Aren’t necessary – to what? To whom? The imperative to keep reproducing is irrational – a self-loathing sentiment to be sure. But it only works in the confines of the book itself. Note: the people of this story have to be conveniently stranded on this supposed (because no one ever gets a chance to really explore this place) inhospitable planet for the argument to be even hinted at. And we are not even given that data! The plant life may be harmful, we are never told it is harmful. There is hardly any exploration of their surroundings before the blood begins to flow.
“A multi-dimensional explosion hurls the starship’s few passengers across the galaxies and onto a barren, unchartered planet. With no technical skills and scant supplies, the survivors face a bleak end in an alien world. One brave woman holds the daring answer, but it is the most desperate one possible. Originally published in 1977, this is one of the most subtle, complex, and exciting science fiction novels ever written about the attempt to survive a potentially lethal alien environment.”
No technical skills? This is poor science fiction. There is at least a pilot, right? No? Did he die? We are not told. From the information we are given the seven people who make up the crew weren’t qualified to run a donut shop let alone be trucking through space in a spaceship. The narrator and main character is a musicologist, another is a government paper pusher, one was to be a student, one is an ultra-rich mother (to the poor girl that got her head blown off) another is dying of heart failure. A ship full of people with no qualifications to run a spaceship. No mechanic? No engineer? Physicist? No one? What the hell kind of spaceship is this?
We are not given sufficient evidence that the survivors face a bleak end in an alien world. As I said before they barely explored any of it!
One brave woman? If that is a brave woman, the sniveling little murderous coward, I am He-Man Master of the Universe!
And here is the real head scratcher. If they face a bleak end, how is suicide a daring answer? Does this not imply that suicide is not a bleak end? I know we would like to make ourselves believe that this is so. Euthanize the old, abort the young. Dissatisfied with life? Kill yourself. It’s alright, doesn’t matter. Live until you think it sucks and blamo! You’re out.

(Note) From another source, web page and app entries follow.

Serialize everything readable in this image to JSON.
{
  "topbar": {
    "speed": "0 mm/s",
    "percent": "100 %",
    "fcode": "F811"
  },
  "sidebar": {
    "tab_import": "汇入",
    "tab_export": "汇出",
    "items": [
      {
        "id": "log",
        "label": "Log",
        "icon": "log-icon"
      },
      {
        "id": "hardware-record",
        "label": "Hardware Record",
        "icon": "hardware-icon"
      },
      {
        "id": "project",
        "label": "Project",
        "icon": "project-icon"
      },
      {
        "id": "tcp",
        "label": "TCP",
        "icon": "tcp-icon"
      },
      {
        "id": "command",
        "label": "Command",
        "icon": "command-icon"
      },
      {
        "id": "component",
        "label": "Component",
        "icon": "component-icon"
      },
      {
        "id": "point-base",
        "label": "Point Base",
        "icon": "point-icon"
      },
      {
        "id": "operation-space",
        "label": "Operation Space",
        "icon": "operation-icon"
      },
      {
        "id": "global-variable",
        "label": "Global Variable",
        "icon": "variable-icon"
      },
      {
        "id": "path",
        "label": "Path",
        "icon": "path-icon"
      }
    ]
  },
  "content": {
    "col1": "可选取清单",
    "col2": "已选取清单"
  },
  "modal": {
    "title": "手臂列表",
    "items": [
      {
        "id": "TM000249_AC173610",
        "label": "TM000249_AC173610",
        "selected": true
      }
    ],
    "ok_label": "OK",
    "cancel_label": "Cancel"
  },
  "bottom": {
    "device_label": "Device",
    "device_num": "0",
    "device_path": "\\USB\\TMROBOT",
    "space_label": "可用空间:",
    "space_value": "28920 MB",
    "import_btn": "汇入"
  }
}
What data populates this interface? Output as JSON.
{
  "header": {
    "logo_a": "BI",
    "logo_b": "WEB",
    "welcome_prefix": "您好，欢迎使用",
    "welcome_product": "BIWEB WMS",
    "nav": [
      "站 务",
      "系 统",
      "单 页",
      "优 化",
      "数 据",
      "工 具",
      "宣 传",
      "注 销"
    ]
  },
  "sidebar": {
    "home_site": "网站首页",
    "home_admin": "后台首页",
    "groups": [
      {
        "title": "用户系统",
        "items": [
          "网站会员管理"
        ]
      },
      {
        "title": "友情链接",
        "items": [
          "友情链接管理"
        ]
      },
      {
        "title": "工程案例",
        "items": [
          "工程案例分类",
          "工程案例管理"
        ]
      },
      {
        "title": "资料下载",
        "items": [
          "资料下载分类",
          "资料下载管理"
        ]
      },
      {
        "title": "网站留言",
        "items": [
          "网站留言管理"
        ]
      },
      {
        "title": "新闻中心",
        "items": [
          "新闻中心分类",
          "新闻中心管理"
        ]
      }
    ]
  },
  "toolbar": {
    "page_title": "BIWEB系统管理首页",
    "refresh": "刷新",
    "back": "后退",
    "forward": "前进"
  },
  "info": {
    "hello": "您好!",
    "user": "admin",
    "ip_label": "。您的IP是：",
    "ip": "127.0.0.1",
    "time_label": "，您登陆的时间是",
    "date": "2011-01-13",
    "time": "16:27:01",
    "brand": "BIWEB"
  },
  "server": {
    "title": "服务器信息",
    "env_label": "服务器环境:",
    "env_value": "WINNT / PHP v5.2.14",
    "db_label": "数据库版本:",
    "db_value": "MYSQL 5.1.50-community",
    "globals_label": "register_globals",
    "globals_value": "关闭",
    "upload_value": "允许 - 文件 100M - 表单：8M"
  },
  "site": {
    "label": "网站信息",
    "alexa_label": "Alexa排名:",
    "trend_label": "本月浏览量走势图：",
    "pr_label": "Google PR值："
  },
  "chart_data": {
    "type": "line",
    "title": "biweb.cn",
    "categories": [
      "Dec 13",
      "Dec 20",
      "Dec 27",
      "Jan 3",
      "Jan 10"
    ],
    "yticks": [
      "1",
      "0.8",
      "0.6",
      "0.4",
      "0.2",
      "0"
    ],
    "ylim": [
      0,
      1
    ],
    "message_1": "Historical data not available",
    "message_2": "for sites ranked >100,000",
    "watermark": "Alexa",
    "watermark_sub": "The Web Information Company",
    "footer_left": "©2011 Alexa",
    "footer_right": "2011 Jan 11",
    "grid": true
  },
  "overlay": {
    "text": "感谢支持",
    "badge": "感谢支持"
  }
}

Ah, such is the ruins of modern civilization.
I’ll skip the part about subtle and complex – it’s horseshit. This is like calling ATLAS SHRUGGED subtle and complex. A mallet to the face is neither.
“…ever written about the attempt to survive a potentially lethal alien environment.”
But that is exactly what the book is not about! The dead victims of the murderous coward had that in mind. She makes no attempt – none.
Happily though the next book on the roster was/is Lafferty’s SEPENT’S EGG. And after that is Robert Silverberg’s HAWKSBILL STATION which, if his THE WORLD INSIDE is any indication, should be a good read.
The introduction to WE WHO ARE ABOUT TO… is by Samuel R. Delany. This is a scary individual. He has the distinction of writing a completely unreadable novel (and thus, by that fact, literarily significant!) DHALGREN, a piece of obscenity HOGG, 30th Grandmaster of SFWA – and being a fan of NAMBLA.
Instead of honoring the guy, shouldn’t someone be investigating him? Or, at least, couldn’t SFWA offer him a counseling coupon? That last is a joke if you’re privy to the “institution” that is SFWA today.
One last observation about this book. It is not science fiction. It has the barest, tiniest, infinitesimal element of science fiction in the first page and a half. The rest could have taken place on a barren Gilligan’s Island. Or at least they could have shipwrecked the Minnow on a barren part of the island and then not bothered to fully check the island before murdering the rest of your shipmates. Oh, and get rid of the captain and the first mate and the professor. No skills admitted to this voyage!